Required action:
Could you give back the whole listing exactly as written?

===== Provided material =====

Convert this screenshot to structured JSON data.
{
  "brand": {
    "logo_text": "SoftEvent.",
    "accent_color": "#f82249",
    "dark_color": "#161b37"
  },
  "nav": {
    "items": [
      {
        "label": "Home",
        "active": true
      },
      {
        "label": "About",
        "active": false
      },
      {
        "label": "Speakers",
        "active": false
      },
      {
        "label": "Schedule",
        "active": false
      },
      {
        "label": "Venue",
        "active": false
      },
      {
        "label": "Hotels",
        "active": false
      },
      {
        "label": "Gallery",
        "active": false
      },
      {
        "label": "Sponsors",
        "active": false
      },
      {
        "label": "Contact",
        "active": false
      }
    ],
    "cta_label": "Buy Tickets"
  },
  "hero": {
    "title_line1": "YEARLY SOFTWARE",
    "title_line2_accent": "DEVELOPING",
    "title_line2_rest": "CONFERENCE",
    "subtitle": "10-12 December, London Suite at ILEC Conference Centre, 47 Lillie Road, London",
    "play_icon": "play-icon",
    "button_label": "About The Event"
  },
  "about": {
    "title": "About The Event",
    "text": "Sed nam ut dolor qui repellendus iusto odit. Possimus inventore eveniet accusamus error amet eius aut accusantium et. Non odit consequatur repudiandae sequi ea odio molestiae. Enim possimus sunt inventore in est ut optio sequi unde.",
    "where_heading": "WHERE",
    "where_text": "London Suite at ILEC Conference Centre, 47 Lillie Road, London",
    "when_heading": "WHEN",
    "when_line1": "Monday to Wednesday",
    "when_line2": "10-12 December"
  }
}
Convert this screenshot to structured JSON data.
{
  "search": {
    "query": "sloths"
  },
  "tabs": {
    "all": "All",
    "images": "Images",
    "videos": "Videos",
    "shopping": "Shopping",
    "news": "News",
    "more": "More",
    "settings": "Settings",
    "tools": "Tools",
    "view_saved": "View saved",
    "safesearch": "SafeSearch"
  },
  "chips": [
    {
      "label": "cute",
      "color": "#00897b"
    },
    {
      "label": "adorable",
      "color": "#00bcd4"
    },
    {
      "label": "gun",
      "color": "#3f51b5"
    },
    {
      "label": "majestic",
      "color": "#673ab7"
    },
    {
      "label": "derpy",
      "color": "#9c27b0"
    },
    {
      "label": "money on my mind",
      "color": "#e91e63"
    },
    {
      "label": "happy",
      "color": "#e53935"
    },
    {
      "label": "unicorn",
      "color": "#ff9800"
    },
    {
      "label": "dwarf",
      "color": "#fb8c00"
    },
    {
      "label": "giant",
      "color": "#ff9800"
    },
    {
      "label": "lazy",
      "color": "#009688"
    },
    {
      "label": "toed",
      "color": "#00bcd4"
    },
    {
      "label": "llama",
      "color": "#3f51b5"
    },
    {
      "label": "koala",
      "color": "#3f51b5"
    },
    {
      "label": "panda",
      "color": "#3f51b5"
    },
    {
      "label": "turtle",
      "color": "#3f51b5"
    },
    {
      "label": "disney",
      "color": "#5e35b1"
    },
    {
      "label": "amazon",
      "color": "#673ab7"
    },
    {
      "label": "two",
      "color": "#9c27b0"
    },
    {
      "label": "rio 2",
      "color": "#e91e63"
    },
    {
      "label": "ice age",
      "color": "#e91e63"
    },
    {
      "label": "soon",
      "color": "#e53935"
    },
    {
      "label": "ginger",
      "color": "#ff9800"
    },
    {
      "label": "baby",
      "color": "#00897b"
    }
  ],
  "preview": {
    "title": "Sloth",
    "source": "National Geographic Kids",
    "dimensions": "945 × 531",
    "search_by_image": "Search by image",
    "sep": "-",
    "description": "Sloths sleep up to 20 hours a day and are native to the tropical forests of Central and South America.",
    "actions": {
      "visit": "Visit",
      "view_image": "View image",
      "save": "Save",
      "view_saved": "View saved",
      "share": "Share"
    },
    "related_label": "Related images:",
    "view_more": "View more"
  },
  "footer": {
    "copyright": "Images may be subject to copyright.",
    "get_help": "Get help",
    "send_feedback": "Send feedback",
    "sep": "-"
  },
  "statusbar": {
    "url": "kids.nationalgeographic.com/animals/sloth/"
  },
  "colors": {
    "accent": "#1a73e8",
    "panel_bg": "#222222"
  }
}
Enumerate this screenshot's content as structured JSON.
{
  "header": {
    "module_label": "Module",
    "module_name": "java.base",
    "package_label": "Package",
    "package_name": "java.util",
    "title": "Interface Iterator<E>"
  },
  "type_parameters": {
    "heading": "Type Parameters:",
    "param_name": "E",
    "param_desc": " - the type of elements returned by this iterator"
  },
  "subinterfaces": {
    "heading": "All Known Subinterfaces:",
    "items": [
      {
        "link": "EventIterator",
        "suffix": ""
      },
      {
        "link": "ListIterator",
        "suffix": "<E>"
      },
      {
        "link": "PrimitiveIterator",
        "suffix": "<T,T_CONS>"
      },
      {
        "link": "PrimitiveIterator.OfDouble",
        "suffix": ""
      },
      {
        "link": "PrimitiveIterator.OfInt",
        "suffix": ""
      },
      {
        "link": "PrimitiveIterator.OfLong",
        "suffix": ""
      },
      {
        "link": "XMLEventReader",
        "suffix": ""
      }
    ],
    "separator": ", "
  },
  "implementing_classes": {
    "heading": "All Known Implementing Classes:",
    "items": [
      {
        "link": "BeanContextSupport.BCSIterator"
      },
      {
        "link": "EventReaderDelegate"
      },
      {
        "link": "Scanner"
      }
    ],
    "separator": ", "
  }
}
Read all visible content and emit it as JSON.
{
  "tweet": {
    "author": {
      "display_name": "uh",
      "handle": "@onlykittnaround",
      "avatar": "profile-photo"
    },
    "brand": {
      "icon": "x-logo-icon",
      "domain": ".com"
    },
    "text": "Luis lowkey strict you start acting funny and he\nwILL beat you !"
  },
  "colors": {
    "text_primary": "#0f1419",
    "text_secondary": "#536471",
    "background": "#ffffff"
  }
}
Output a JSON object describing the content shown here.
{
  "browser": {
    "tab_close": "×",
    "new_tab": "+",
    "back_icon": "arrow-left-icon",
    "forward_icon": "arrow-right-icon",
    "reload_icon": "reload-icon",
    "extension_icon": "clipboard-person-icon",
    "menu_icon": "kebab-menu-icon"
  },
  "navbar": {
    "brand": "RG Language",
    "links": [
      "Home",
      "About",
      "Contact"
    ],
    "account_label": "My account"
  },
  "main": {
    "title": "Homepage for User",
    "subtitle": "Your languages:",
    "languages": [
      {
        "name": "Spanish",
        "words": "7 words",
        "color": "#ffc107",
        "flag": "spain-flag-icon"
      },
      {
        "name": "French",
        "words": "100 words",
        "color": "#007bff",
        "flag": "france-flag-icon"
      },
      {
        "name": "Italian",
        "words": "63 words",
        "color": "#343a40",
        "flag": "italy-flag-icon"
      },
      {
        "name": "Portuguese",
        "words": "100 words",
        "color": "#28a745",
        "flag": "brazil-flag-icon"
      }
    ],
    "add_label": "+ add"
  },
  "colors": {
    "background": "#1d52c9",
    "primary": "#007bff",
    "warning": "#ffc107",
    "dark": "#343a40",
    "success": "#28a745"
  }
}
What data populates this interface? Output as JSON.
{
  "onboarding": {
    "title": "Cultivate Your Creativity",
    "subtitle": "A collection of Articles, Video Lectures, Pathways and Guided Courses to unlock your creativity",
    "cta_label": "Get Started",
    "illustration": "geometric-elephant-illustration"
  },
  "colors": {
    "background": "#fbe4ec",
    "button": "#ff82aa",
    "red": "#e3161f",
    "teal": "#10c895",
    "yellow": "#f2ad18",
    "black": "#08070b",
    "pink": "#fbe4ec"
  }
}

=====

Solution for this task:
Convert this screenshot to structured JSON data.
{
  "brand": {
    "logo_text": "SoftEvent.",
    "accent_color": "#f82249",
    "dark_color": "#161b37"
  },
  "nav": {
    "items": [
      {
        "label": "Home",
        "active": true
      },
      {
        "label": "About",
        "active": false
      },
      {
        "label": "Speakers",
        "active": false
      },
      {
        "label": "Schedule",
        "active": false
      },
      {
        "label": "Venue",
        "active": false
      },
      {
        "label": "Hotels",
        "active": false
      },
      {
        "label": "Gallery",
        "active": false
      },
      {
        "label": "Sponsors",
        "active": false
      },
      {
        "label": "Contact",
        "active": false
      }
    ],
    "cta_label": "Buy Tickets"
  },
  "hero": {
    "title_line1": "YEARLY SOFTWARE",
    "title_line2_accent": "DEVELOPING",
    "title_line2_rest": "CONFERENCE",
    "subtitle": "10-12 December, London Suite at ILEC Conference Centre, 47 Lillie Road, London",
    "play_icon": "play-icon",
    "button_label": "About The Event"
  },
  "about": {
    "title": "About The Event",
    "text": "Sed nam ut dolor qui repellendus iusto odit. Possimus inventore eveniet accusamus error amet eius aut accusantium et. Non odit consequatur repudiandae sequi ea odio molestiae. Enim possimus sunt inventore in est ut optio sequi unde.",
    "where_heading": "WHERE",
    "where_text": "London Suite at ILEC Conference Centre, 47 Lillie Road, London",
    "when_heading": "WHEN",
    "when_line1": "Monday to Wednesday",
    "when_line2": "10-12 December"
  }
}
Convert this screenshot to structured JSON data.
{
  "search": {
    "query": "sloths"
  },
  "tabs": {
    "all": "All",
    "images": "Images",
    "videos": "Videos",
    "shopping": "Shopping",
    "news": "News",
    "more": "More",
    "settings": "Settings",
    "tools": "Tools",
    "view_saved": "View saved",
    "safesearch": "SafeSearch"
  },
  "chips": [
    {
      "label": "cute",
      "color": "#00897b"
    },
    {
      "label": "adorable",
      "color": "#00bcd4"
    },
    {
      "label": "gun",
      "color": "#3f51b5"
    },
    {
      "label": "majestic",
      "color": "#673ab7"
    },
    {
      "label": "derpy",
      "color": "#9c27b0"
    },
    {
      "label": "money on my mind",
      "color": "#e91e63"
    },
    {
      "label": "happy",
      "color": "#e53935"
    },
    {
      "label": "unicorn",
      "color": "#ff9800"
    },
    {
      "label": "dwarf",
      "color": "#fb8c00"
    },
    {
      "label": "giant",
      "color": "#ff9800"
    },
    {
      "label": "lazy",
      "color": "#009688"
    },
    {
      "label": "toed",
      "color": "#00bcd4"
    },
    {
      "label": "llama",
      "color": "#3f51b5"
    },
    {
      "label": "koala",
      "color": "#3f51b5"
    },
    {
      "label": "panda",
      "color": "#3f51b5"
    },
    {
      "label": "turtle",
      "color": "#3f51b5"
    },
    {
      "label": "disney",
      "color": "#5e35b1"
    },
    {
      "label": "amazon",
      "color": "#673ab7"
    },
    {
      "label": "two",
      "color": "#9c27b0"
    },
    {
      "label": "rio 2",
      "color": "#e91e63"
    },
    {
      "label": "ice age",
      "color": "#e91e63"
    },
    {
      "label": "soon",
      "color": "#e53935"
    },
    {
      "label": "ginger",
      "color": "#ff9800"
    },
    {
      "label": "baby",
      "color": "#00897b"
    }
  ],
  "preview": {
    "title": "Sloth",
    "source": "National Geographic Kids",
    "dimensions": "945 × 531",
    "search_by_image": "Search by image",
    "sep": "-",
    "description": "Sloths sleep up to 20 hours a day and are native to the tropical forests of Central and South America.",
    "actions": {
      "visit": "Visit",
      "view_image": "View image",
      "save": "Save",
      "view_saved": "View saved",
      "share": "Share"
    },
    "related_label": "Related images:",
    "view_more": "View more"
  },
  "footer": {
    "copyright": "Images may be subject to copyright.",
    "get_help": "Get help",
    "send_feedback": "Send feedback",
    "sep": "-"
  },
  "statusbar": {
    "url": "kids.nationalgeographic.com/animals/sloth/"
  },
  "colors": {
    "accent": "#1a73e8",
    "panel_bg": "#222222"
  }
}
Enumerate this screenshot's content as structured JSON.
{
  "header": {
    "module_label": "Module",
    "module_name": "java.base",
    "package_label": "Package",
    "package_name": "java.util",
    "title": "Interface Iterator<E>"
  },
  "type_parameters": {
    "heading": "Type Parameters:",
    "param_name": "E",
    "param_desc": " - the type of elements returned by this iterator"
  },
  "subinterfaces": {
    "heading": "All Known Subinterfaces:",
    "items": [
      {
        "link": "EventIterator",
        "suffix": ""
      },
      {
        "link": "ListIterator",
        "suffix": "<E>"
      },
      {
        "link": "PrimitiveIterator",
        "suffix": "<T,T_CONS>"
      },
      {
        "link": "PrimitiveIterator.OfDouble",
        "suffix": ""
      },
      {
        "link": "PrimitiveIterator.OfInt",
        "suffix": ""
      },
      {
        "link": "PrimitiveIterator.OfLong",
        "suffix": ""
      },
      {
        "link": "XMLEventReader",
        "suffix": ""
      }
    ],
    "separator": ", "
  },
  "implementing_classes": {
    "heading": "All Known Implementing Classes:",
    "items": [
      {
        "link": "BeanContextSupport.BCSIterator"
      },
      {
        "link": "EventReaderDelegate"
      },
      {
        "link": "Scanner"
      }
    ],
    "separator": ", "
  }
}
Read all visible content and emit it as JSON.
{
  "tweet": {
    "author": {
      "display_name": "uh",
      "handle": "@onlykittnaround",
      "avatar": "profile-photo"
    },
    "brand": {
      "icon": "x-logo-icon",
      "domain": ".com"
    },
    "text": "Luis lowkey strict you start acting funny and he\nwILL beat you !"
  },
  "colors": {
    "text_primary": "#0f1419",
    "text_secondary": "#536471",
    "background": "#ffffff"
  }
}
Output a JSON object describing the content shown here.
{
  "browser": {
    "tab_close": "×",
    "new_tab": "+",
    "back_icon": "arrow-left-icon",
    "forward_icon": "arrow-right-icon",
    "reload_icon": "reload-icon",
    "extension_icon": "clipboard-person-icon",
    "menu_icon": "kebab-menu-icon"
  },
  "navbar": {
    "brand": "RG Language",
    "links": [
      "Home",
      "About",
      "Contact"
    ],
    "account_label": "My account"
  },
  "main": {
    "title": "Homepage for User",
    "subtitle": "Your languages:",
    "languages": [
      {
        "name": "Spanish",
        "words": "7 words",
        "color": "#ffc107",
        "flag": "spain-flag-icon"
      },
      {
        "name": "French",
        "words": "100 words",
        "color": "#007bff",
        "flag": "france-flag-icon"
      },
      {
        "name": "Italian",
        "words": "63 words",
        "color": "#343a40",
        "flag": "italy-flag-icon"
      },
      {
        "name": "Portuguese",
        "words": "100 words",
        "color": "#28a745",
        "flag": "brazil-flag-icon"
      }
    ],
    "add_label": "+ add"
  },
  "colors": {
    "background": "#1d52c9",
    "primary": "#007bff",
    "warning": "#ffc107",
    "dark": "#343a40",
    "success": "#28a745"
  }
}
What data populates this interface? Output as JSON.
{
  "onboarding": {
    "title": "Cultivate Your Creativity",
    "subtitle": "A collection of Articles, Video Lectures, Pathways and Guided Courses to unlock your creativity",
    "cta_label": "Get Started",
    "illustration": "geometric-elephant-illustration"
  },
  "colors": {
    "background": "#fbe4ec",
    "button": "#ff82aa",
    "red": "#e3161f",
    "teal": "#10c895",
    "yellow": "#f2ad18",
    "black": "#08070b",
    "pink": "#fbe4ec"
  }
}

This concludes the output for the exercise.